Date: Sat, 20 Sep 97 18:54:52 +0100
From: Joe Auty <>
Subject: the value of this list - EVERYBODY READ!!

I haven't been reading each and every post as of late, but I have been hearing various people buzzing around about the value, or lack thereof, of this list. I don't intend to comment on what has been said because not only am I not abreast as to waht has been happening, but it is also irrelevant now seeing how it is now merely water under the bridge...

I can agree that this list may be dangerous and of little value to some people. When I first logged onto TPIN, I was overwhelmed by this virtual monsoon of information ranging from mouthpieces, horns, high notes, attitudes, etc. For the record, I'm 19 for those who may find my age relevant. When I first started out posting, my posts were worded in such a way that they offended a select group of individuals. In retrospect, if  we were to wind back the clock, many of those posts of mine would have never seen the light of day either because my opinion has changed, or because I don't see any gain in posting subjective ideas or posts grounded by a 19 year old's knowledge of music. I wasn't quite flamed, but I learned very quickly to shut up and listen to what older people have to say about the horn, that I have a lot to learn about the horn, and the experience of many players in here really exposes my inexperience for what it is. It put my playing in perspective.

I think this was an important lesson for me. Somebody told me taht some of the best players in here are often lurkers (not meaning that the posters are all morons, just that lurkers are not lurking because they know nothing). In real-life it would be the same way... I'm sure Clark Terry for instance would find it insulting if I showed up at his door and told him all about what I think I know about playing jazz. It is moreover quite impetuous. It is difficult for real learning to take place when one feels there is no learning to be had!

So, after dropping these kind of posts and reading more and more of my favourite posters posts, I very quickly became overwhelmed with all the different ideas and concepts, and had difficulty applying them into my own playing. For instance, on the topic of breathing alone there are people who think that you should only breath in as much air as you need to finish your phrase (I think this is Jacobs theory), some who think air is free and you should always strive to fill yourself up (I think this is Claude Gordon's theory), some who think it shouldn't be a mechanical process, some who like the Bobby Shew breathing system for instance where the steps are layed out, some who like Yoga breathing (and some who think they should because MF uses it), some who just say "take a deep breath and go", etc. I was forced to learn how to disseminate information. If I took a lesson with Bobby Shew, then took a lesson with Arnold Jacobs, etc. I would have to do the same thing, and I believe that most people believe that it is cool to take as many lessons from differnet, qualified people as you can.
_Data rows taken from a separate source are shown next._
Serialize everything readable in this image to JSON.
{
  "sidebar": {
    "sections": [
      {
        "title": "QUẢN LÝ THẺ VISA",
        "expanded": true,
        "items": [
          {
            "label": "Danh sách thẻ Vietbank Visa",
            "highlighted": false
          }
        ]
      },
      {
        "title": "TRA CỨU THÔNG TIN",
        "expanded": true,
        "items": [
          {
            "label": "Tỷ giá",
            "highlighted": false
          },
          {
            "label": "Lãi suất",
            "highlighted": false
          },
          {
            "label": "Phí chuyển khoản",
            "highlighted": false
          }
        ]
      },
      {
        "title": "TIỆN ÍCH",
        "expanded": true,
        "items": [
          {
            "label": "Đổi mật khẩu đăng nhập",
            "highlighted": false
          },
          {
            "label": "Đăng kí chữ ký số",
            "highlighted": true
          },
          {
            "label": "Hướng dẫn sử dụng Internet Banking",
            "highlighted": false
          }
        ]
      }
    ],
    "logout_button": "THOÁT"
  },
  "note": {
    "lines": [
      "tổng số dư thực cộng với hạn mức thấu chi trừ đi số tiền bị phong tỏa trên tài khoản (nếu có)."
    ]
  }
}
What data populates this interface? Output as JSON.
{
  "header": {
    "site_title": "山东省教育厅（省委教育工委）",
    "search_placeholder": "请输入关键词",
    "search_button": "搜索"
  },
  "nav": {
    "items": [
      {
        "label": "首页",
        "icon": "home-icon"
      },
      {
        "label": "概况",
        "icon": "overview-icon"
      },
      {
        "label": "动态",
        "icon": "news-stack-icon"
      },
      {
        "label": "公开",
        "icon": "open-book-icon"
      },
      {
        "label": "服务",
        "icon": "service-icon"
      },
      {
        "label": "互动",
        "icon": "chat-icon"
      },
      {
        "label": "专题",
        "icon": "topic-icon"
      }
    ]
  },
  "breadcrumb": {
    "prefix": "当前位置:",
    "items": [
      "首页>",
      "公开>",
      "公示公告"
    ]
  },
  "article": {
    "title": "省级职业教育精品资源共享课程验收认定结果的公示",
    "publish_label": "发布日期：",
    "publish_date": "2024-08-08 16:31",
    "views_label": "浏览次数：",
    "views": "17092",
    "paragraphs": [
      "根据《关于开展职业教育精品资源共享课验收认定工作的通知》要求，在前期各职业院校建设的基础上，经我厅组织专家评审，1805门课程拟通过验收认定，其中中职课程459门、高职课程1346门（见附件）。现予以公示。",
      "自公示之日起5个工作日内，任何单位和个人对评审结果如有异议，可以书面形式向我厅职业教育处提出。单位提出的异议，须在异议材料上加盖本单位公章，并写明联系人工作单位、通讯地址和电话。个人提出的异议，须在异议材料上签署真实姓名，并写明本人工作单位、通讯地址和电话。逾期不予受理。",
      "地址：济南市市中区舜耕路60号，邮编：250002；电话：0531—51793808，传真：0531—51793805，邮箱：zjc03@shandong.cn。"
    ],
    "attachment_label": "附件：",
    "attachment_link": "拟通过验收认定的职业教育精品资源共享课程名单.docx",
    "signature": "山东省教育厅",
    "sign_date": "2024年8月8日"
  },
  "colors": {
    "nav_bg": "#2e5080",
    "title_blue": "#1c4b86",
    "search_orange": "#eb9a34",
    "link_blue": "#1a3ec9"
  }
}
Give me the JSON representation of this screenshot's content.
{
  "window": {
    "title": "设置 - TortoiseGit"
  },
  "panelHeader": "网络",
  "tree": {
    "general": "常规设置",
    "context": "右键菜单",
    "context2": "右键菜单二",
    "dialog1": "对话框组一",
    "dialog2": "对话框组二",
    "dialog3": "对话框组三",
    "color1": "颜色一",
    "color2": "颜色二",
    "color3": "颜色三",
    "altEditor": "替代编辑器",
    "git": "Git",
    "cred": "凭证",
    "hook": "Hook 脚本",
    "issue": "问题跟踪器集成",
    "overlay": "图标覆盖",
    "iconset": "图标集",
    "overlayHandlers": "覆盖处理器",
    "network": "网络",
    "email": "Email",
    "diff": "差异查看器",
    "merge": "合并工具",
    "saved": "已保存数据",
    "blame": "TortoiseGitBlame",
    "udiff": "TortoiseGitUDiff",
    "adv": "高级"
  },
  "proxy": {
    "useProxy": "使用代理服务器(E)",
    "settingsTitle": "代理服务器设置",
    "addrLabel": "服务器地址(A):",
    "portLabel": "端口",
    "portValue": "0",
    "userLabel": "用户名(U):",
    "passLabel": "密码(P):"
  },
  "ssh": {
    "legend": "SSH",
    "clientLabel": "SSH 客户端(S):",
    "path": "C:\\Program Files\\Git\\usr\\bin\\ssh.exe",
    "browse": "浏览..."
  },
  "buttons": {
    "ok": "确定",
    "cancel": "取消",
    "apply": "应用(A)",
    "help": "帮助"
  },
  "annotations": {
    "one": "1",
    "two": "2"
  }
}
One thing that Bobby Shew said in a clinic of his which I really liked was not to be arrogant about one particular theory and say "this is *THE* way to play the trumpet, the other ways are simply WRONG". After all, the end result is a constant amongst all these teachings, and that is to sound like Maurice Andre, or Maynard, or Doc, or Wynton, or whomever.
While some of the teachings of Jacobs, vs. Shew, vs. the great Chase Sanborn may not coincide, the one things these players share in common is that they can all PLAY!! Therefore, I really feel no need to put down somebody else's ideas of playing which may very well work for them. I have learned to take the informatoin, and either digest it or spit it out.. if I take in the information, hopefully it doesn't give me gas, but that is a learning process in itself.
Without the skills to disseminate informatoin, to appreciate other opinions, to celebrate diversity in thought, musical tastes, etc. instead of opposing it, I can see how this list would be fruitless. But these are really important skills to grasp I believe, and are necessary for a successful career! What a better way to learn these skills than in the relative anomimity of TPIN? This in itself is one of the many contributions TPIN has offered me, not to mention the valuable FREE insight of players around the globe!! What else can offer this?

I have personally talked to some of the more frequent posters on IRC chat (if you are interesting in joining our daily chat sessions, check out such as David Roth, Michael Anderson, Tim Phillips, Eddie Lewis, Brian Moon, etc. on a semi one-on-one basis, I have found all of these gentlemen to be present with valuable wisdom, insight, and moreover they are just plain nice! In fact, Tim Phillips in his selfless ways offered to put me up for a week in his home in North Carolina for free lessons. I live in Canada, so this was quite a travel - with the risk of meeting a complete stranger! The week turned out to be incredible and gratifying as we worked a lot on breathing, Tim being the INCREDIBLE and wise lead player he is. If anybody else has any ideas how this valuable relationship could have taken place without TPIN, I'd love to know.

The problem with the internet at times is the fact that read text can be interpreted in many different ways.. punctuation is just not enough! I have learned to assume to best, until I have reason to assume the worst. Logically speaking, I'm sure that these posters wouldn't go out of their way to intentionally offend you in most cases! TPIN does have its flaws in this regard, but so do many communication mediums. And I have little doubt in my mind that the potential gains of TPIN far out-weigh these minor drawbacks.

anyway, back to the horn.... =)

<<->>JOE AUTY<<->>